Why is it that the saints in our midst remain largely invisible? This was part of our reflections in front of Francis’s bones in Assisi. That morning, we came to the sad conclusion that, in a sense, saints are probably always outsiders. They are really never in our midst, or we might all be touched by saintliness. Mahatma Gandhi chose to call India’s untouchables, “harijans”, or God’s own people. But how many of us have really embraced a harijan? Maybe we are blind to the presence of saints, or choose not to recognize them.
In a society like ours where ‘role models’ abound, whether self-proclaimed or publicly acknowledged, why is it that we never think of saints as role models? Except perhaps occasionally.
We see one such occasion in the life of the former Cardinal Jorge Mario Bergoglio of Buenos Aires, Argentina, who now goes by the name of Pope Francis. His life unfolds each day with fresh wonders – not profundities, but simple truths (often swept under the carpet by others), and a childlike simplicity of non-judgmental attitude, and open demeanor that must be the secret to his happiness. It could be ours too.
Bayeux Poet Derk Wynand’s poem from the volume “Past Imperfect, Present Tense” has been selected by Vancouver’s Poetry in Transit. Congratulations Derk.
Like many of my fellow countrymen and I am sure many thousands around the world, I have elected to give parts of my body, upon my death, for transplants or medical research or any other purpose that these parts may be deemed fit for. It occurred to me to contemplate what value such a wish might have had if I were a passenger on Malaysian Airlines Flight 17.
As long as we have stories, songs and paintings, the West will continue to live. Bayeux Arts has been fortunate in having discovered the great Twin Butte, Alberta, storyteller who is a writer, painter, musician, and real-life cowboy all wrapped in one.
The last few days have been terrible. One blow after another to shake our faith in human nature.
First, there was the spoilt and deranged, rich kid in Santa Barbara, California, who gave vent to his sense of rejection by women through the act of killing five students.
What a week it has been for India and Indians all over the world. Joy, elation, anger and frustration are some of the emotions that spilled over in the wake of India’s momentous national elections.
So the people have spoken, so to speak.
The incoming Prime Minister of India and his soon-to-be-formed ministerial cabinet have their work cut out for them, which essentially means cleaning out the filth and garbage of the past.
The School of Oriental and African Studies at the University of London has announced a gift of £20 million (approximately $32 million) from the Alphawood Foundation in Chicago to advance the study and preservation of Buddhist and Hindu art in Southeast Asia.

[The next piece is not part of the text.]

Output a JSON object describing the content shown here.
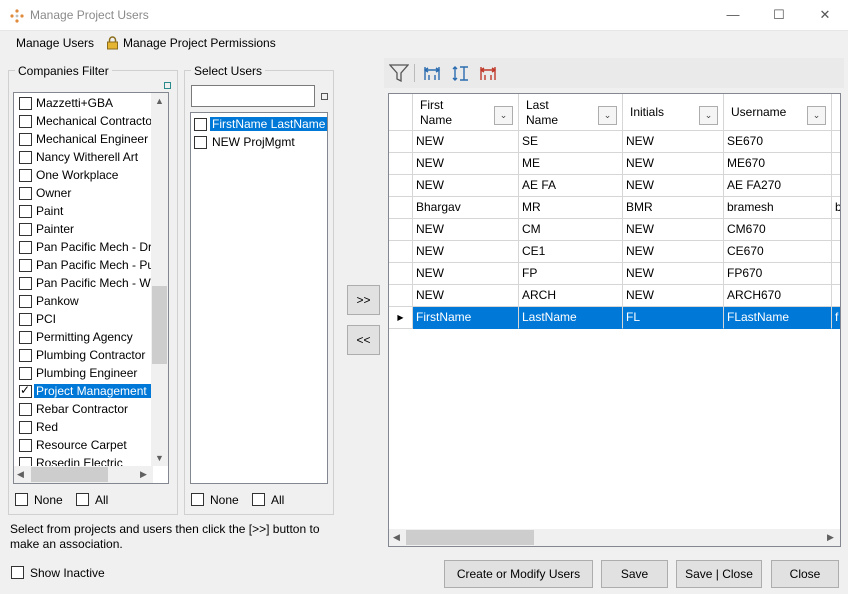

The two novels featured above – “Krishna, A Love Story” and “Rahul, A Different Love Story” – both set in the early 1970s, use a cultural backdrop where the last vestiges of the British Raj are slowly being trampled under an emerging identity of ‘Indian-ness’,
When India held its first democratic elections in 1952, many thought it would be India’s last. The air of cynicism has dissipated over the years. Gandhi, Dr. B.R. Ambedkar, Jawaharlal Nehru, Vallabbhai Patel, Maulana Abul Kalam Azad, Sarojini Naidu and other great political leaders of sixty years ago have passed away.